FIVE. Respect the muse.
There's a reason that I carry around a notebook with me everywhere that I go. The reality is that if you don't respect the muse, she'll stop showing up. You might tell yourself that, if it's important enough, you'll remember later. But that's just not how it works. So, when she shows up, listen. Write it down, sketch it out. If you're at an event, escape to the bathroom to write down lyrics or lists or phrases. The more you listen, the better you'll get at recognizing the voice of the creative muse apart from the normal chatter in your mind.
SIX. Magic lives outside of your comfort zone.
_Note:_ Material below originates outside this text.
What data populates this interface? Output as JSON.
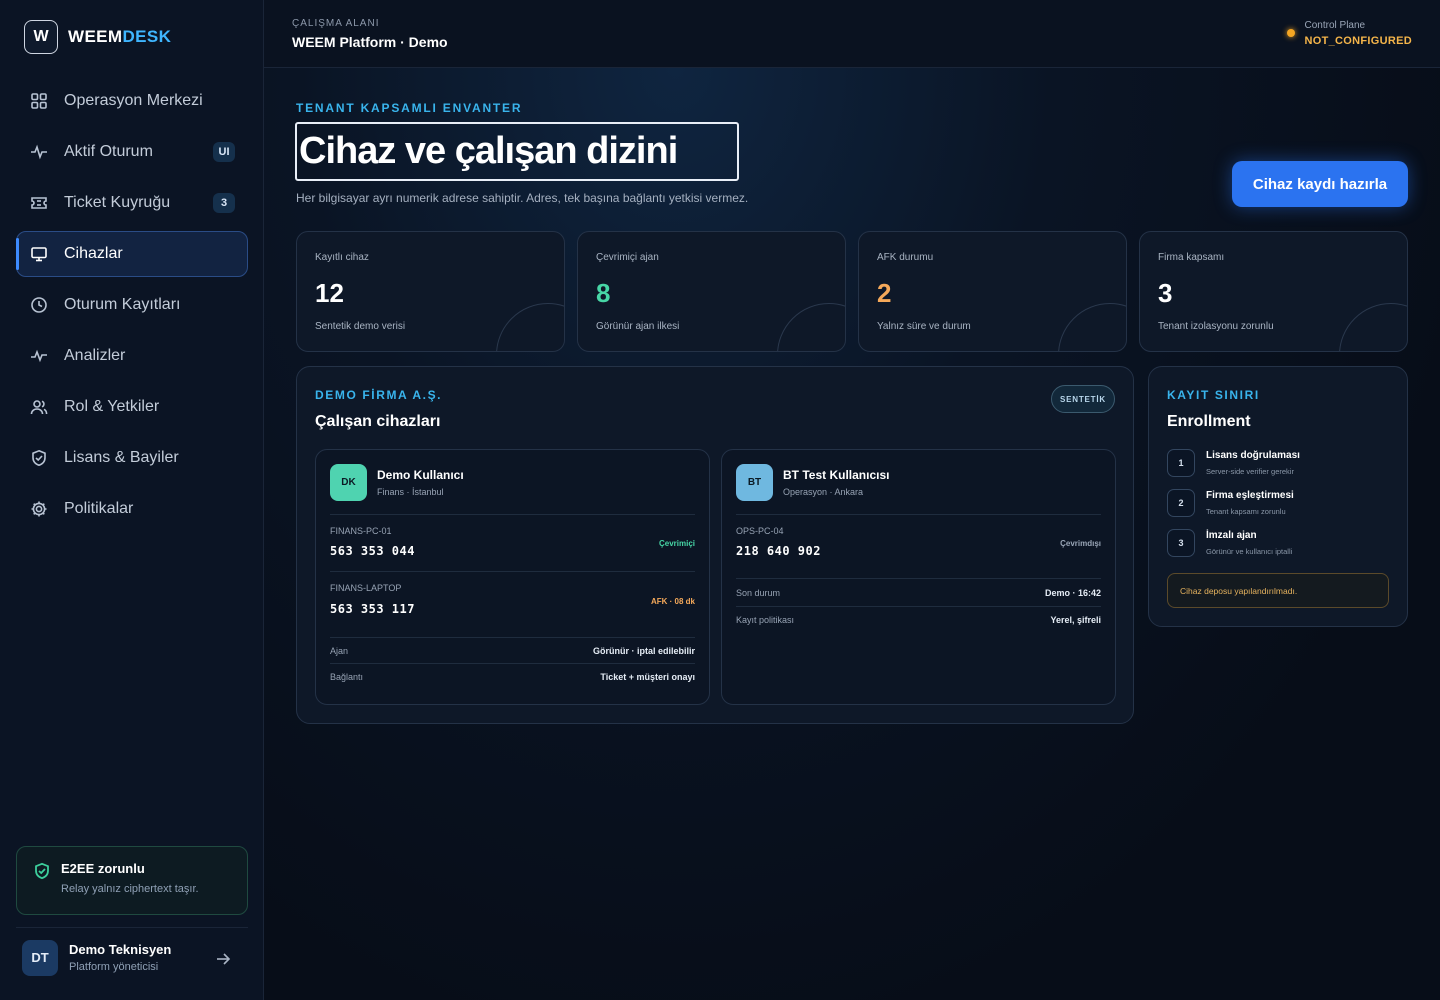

Over the past couple of years, I've spent some time working through Danielle LaPorte's The Desire Map - the premise of which goes a little like this: get clear on how you most deeply want to feel and then... go do things that make you feel the way you want to feel. In our Type A culture, it's pretty revelatory on a personal level. One of my "Core Desired Feelings" is expansive. I want to live wide, open, expanding into spaces that previously, well, scared the hell out of me. So, I write about things that scare me, do things that bust the comfort zones wide open, have conversations that expand my view of the world. Talk about material for transformation. Within the confines of being safe, go explore, my friend. Magic lives there.
SEVEN. The good stuff takes time.
Be patient with yourself. Don't judge your creation in comparison to someone else's. (Was that two pieces of advice?) The really good stuff takes time to create, so let it percolate and simmer. Whether it's a painting or a book, an entrepreneurial pursuit or a new entree, give it the time that it needs to cook.
What about you? What are your creative rituals? How do you make the intentional time and space to write or paint or play?